Exactness is required throughout. Return every record once more.
(Beginning of Supplied information)
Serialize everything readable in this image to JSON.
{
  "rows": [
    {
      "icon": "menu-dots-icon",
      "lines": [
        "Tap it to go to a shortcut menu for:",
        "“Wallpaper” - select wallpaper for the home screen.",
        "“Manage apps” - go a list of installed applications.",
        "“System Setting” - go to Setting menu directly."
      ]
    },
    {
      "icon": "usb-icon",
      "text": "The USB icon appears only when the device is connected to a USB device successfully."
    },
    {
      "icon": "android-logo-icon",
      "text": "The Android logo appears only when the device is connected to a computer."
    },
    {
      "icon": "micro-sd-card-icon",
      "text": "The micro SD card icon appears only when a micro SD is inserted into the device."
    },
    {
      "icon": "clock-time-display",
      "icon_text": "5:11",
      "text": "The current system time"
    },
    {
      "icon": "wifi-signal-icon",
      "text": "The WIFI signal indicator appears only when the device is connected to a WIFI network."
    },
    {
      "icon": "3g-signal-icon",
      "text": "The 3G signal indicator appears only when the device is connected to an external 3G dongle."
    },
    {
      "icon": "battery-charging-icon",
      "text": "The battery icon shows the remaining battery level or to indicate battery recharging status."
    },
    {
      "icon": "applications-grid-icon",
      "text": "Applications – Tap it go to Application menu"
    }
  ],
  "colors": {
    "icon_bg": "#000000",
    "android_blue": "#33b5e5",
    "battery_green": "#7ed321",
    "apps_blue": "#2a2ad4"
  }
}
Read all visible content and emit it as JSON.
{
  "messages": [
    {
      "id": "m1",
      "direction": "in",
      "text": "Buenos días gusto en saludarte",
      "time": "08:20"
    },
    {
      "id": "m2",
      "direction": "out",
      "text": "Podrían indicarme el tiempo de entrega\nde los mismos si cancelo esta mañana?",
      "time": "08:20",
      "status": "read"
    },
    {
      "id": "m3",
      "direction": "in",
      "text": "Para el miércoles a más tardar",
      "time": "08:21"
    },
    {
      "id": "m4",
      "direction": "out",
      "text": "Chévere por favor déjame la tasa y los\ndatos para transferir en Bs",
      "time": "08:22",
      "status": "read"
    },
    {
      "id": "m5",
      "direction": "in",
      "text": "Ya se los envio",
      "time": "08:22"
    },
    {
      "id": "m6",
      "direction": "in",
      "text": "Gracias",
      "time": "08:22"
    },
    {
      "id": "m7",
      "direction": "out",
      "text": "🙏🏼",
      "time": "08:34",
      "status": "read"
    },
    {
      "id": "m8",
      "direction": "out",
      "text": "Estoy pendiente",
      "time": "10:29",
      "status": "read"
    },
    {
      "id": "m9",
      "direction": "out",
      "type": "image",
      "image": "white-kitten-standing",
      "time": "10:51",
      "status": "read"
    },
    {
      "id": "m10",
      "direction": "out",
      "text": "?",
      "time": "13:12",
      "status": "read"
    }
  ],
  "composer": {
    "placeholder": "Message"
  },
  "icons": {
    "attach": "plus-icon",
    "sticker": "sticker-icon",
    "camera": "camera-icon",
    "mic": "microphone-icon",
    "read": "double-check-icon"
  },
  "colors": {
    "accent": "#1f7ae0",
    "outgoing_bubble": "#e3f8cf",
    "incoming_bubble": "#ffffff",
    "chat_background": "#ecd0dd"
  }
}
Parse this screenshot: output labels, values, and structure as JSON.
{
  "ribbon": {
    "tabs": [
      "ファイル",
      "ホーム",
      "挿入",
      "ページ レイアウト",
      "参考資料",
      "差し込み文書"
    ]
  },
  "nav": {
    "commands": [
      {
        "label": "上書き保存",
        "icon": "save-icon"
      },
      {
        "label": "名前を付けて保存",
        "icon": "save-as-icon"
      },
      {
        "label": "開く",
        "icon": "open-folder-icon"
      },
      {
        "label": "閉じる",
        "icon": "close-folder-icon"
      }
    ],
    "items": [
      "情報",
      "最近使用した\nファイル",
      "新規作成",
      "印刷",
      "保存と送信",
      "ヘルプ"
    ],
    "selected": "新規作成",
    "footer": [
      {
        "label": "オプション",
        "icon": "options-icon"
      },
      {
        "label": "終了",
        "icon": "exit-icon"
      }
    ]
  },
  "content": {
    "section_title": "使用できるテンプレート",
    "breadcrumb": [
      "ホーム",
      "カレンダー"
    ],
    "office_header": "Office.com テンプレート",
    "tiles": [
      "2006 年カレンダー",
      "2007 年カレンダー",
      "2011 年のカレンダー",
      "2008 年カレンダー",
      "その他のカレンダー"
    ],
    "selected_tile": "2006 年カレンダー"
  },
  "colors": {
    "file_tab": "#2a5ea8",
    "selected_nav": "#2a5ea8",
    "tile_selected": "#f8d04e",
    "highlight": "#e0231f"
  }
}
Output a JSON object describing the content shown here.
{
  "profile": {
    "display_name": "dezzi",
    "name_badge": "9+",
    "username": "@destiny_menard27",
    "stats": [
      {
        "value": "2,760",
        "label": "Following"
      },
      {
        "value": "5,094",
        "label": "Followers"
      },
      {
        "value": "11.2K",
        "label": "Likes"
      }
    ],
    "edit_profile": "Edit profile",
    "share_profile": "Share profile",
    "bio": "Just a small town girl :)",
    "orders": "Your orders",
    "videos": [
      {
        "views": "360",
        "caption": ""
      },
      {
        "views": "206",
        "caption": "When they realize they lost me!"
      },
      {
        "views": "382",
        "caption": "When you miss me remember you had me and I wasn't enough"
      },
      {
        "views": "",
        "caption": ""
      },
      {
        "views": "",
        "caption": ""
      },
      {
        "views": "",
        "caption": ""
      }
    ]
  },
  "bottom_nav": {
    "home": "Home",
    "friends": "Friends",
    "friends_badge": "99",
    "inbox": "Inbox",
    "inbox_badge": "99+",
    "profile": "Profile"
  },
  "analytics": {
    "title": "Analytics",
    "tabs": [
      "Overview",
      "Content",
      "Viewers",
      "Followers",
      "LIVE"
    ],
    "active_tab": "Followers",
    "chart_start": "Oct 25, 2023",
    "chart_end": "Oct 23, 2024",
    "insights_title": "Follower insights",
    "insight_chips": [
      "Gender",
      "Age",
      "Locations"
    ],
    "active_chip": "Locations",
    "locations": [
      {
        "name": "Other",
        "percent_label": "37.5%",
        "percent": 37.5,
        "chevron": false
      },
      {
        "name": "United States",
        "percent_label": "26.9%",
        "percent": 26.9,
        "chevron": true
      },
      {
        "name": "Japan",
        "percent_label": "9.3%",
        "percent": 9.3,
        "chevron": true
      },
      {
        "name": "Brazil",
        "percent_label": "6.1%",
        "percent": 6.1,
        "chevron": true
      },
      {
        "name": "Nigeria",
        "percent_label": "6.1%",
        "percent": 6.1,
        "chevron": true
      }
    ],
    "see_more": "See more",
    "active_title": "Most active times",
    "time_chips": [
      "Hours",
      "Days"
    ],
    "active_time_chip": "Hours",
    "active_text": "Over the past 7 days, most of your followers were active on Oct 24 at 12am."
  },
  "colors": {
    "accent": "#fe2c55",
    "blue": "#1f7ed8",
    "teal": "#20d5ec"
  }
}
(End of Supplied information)
» **Solution to this problem**:
Serialize everything readable in this image to JSON.
{
  "rows": [
    {
      "icon": "menu-dots-icon",
      "lines": [
        "Tap it to go to a shortcut menu for:",
        "“Wallpaper” - select wallpaper for the home screen.",
        "“Manage apps” - go a list of installed applications.",
        "“System Setting” - go to Setting menu directly."
      ]
    },
    {
      "icon": "usb-icon",
      "text": "The USB icon appears only when the device is connected to a USB device successfully."
    },
    {
      "icon": "android-logo-icon",
      "text": "The Android logo appears only when the device is connected to a computer."
    },
    {
      "icon": "micro-sd-card-icon",
      "text": "The micro SD card icon appears only when a micro SD is inserted into the device."
    },
    {
      "icon": "clock-time-display",
      "icon_text": "5:11",
      "text": "The current system time"
    },
    {
      "icon": "wifi-signal-icon",
      "text": "The WIFI signal indicator appears only when the device is connected to a WIFI network."
    },
    {
      "icon": "3g-signal-icon",
      "text": "The 3G signal indicator appears only when the device is connected to an external 3G dongle."
    },
    {
      "icon": "battery-charging-icon",
      "text": "The battery icon shows the remaining battery level or to indicate battery recharging status."
    },
    {
      "icon": "applications-grid-icon",
      "text": "Applications – Tap it go to Application menu"
    }
  ],
  "colors": {
    "icon_bg": "#000000",
    "android_blue": "#33b5e5",
    "battery_green": "#7ed321",
    "apps_blue": "#2a2ad4"
  }
}
Read all visible content and emit it as JSON.
{
  "messages": [
    {
      "id": "m1",
      "direction": "in",
      "text": "Buenos días gusto en saludarte",
      "time": "08:20"
    },
    {
      "id": "m2",
      "direction": "out",
      "text": "Podrían indicarme el tiempo de entrega\nde los mismos si cancelo esta mañana?",
      "time": "08:20",
      "status": "read"
    },
    {
      "id": "m3",
      "direction": "in",
      "text": "Para el miércoles a más tardar",
      "time": "08:21"
    },
    {
      "id": "m4",
      "direction": "out",
      "text": "Chévere por favor déjame la tasa y los\ndatos para transferir en Bs",
      "time": "08:22",
      "status": "read"
    },
    {
      "id": "m5",
      "direction": "in",
      "text": "Ya se los envio",
      "time": "08:22"
    },
    {
      "id": "m6",
      "direction": "in",
      "text": "Gracias",
      "time": "08:22"
    },
    {
      "id": "m7",
      "direction": "out",
      "text": "🙏🏼",
      "time": "08:34",
      "status": "read"
    },
    {
      "id": "m8",
      "direction": "out",
      "text": "Estoy pendiente",
      "time": "10:29",
      "status": "read"
    },
    {
      "id": "m9",
      "direction": "out",
      "type": "image",
      "image": "white-kitten-standing",
      "time": "10:51",
      "status": "read"
    },
    {
      "id": "m10",
      "direction": "out",
      "text": "?",
      "time": "13:12",
      "status": "read"
    }
  ],
  "composer": {
    "placeholder": "Message"
  },
  "icons": {
    "attach": "plus-icon",
    "sticker": "sticker-icon",
    "camera": "camera-icon",
    "mic": "microphone-icon",
    "read": "double-check-icon"
  },
  "colors": {
    "accent": "#1f7ae0",
    "outgoing_bubble": "#e3f8cf",
    "incoming_bubble": "#ffffff",
    "chat_background": "#ecd0dd"
  }
}
Parse this screenshot: output labels, values, and structure as JSON.
{
  "ribbon": {
    "tabs": [
      "ファイル",
      "ホーム",
      "挿入",
      "ページ レイアウト",
      "参考資料",
      "差し込み文書"
    ]
  },
  "nav": {
    "commands": [
      {
        "label": "上書き保存",
        "icon": "save-icon"
      },
      {
        "label": "名前を付けて保存",
        "icon": "save-as-icon"
      },
      {
        "label": "開く",
        "icon": "open-folder-icon"
      },
      {
        "label": "閉じる",
        "icon": "close-folder-icon"
      }
    ],
    "items": [
      "情報",
      "最近使用した\nファイル",
      "新規作成",
      "印刷",
      "保存と送信",
      "ヘルプ"
    ],
    "selected": "新規作成",
    "footer": [
      {
        "label": "オプション",
        "icon": "options-icon"
      },
      {
        "label": "終了",
        "icon": "exit-icon"
      }
    ]
  },
  "content": {
    "section_title": "使用できるテンプレート",
    "breadcrumb": [
      "ホーム",
      "カレンダー"
    ],
    "office_header": "Office.com テンプレート",
    "tiles": [
      "2006 年カレンダー",
      "2007 年カレンダー",
      "2011 年のカレンダー",
      "2008 年カレンダー",
      "その他のカレンダー"
    ],
    "selected_tile": "2006 年カレンダー"
  },
  "colors": {
    "file_tab": "#2a5ea8",
    "selected_nav": "#2a5ea8",
    "tile_selected": "#f8d04e",
    "highlight": "#e0231f"
  }
}
Output a JSON object describing the content shown here.
{
  "profile": {
    "display_name": "dezzi",
    "name_badge": "9+",
    "username": "@destiny_menard27",
    "stats": [
      {
        "value": "2,760",
        "label": "Following"
      },
      {
        "value": "5,094",
        "label": "Followers"
      },
      {
        "value": "11.2K",
        "label": "Likes"
      }
    ],
    "edit_profile": "Edit profile",
    "share_profile": "Share profile",
    "bio": "Just a small town girl :)",
    "orders": "Your orders",
    "videos": [
      {
        "views": "360",
        "caption": ""
      },
      {
        "views": "206",
        "caption": "When they realize they lost me!"
      },
      {
        "views": "382",
        "caption": "When you miss me remember you had me and I wasn't enough"
      },
      {
        "views": "",
        "caption": ""
      },
      {
        "views": "",
        "caption": ""
      },
      {
        "views": "",
        "caption": ""
      }
    ]
  },
  "bottom_nav": {
    "home": "Home",
    "friends": "Friends",
    "friends_badge": "99",
    "inbox": "Inbox",
    "inbox_badge": "99+",
    "profile": "Profile"
  },
  "analytics": {
    "title": "Analytics",
    "tabs": [
      "Overview",
      "Content",
      "Viewers",
      "Followers",
      "LIVE"
    ],
    "active_tab": "Followers",
    "chart_start": "Oct 25, 2023",
    "chart_end": "Oct 23, 2024",
    "insights_title": "Follower insights",
    "insight_chips": [
      "Gender",
      "Age",
      "Locations"
    ],
    "active_chip": "Locations",
    "locations": [
      {
        "name": "Other",
        "percent_label": "37.5%",
        "percent": 37.5,
        "chevron": false
      },
      {
        "name": "United States",
        "percent_label": "26.9%",
        "percent": 26.9,
        "chevron": true
      },
      {
        "name": "Japan",
        "percent_label": "9.3%",
        "percent": 9.3,
        "chevron": true
      },
      {
        "name": "Brazil",
        "percent_label": "6.1%",
        "percent": 6.1,
        "chevron": true
      },
      {
        "name": "Nigeria",
        "percent_label": "6.1%",
        "percent": 6.1,
        "chevron": true
      }
    ],
    "see_more": "See more",
    "active_title": "Most active times",
    "time_chips": [
      "Hours",
      "Days"
    ],
    "active_time_chip": "Hours",
    "active_text": "Over the past 7 days, most of your followers were active on Oct 24 at 12am."
  },
  "colors": {
    "accent": "#fe2c55",
    "blue": "#1f7ed8",
    "teal": "#20d5ec"
  }
}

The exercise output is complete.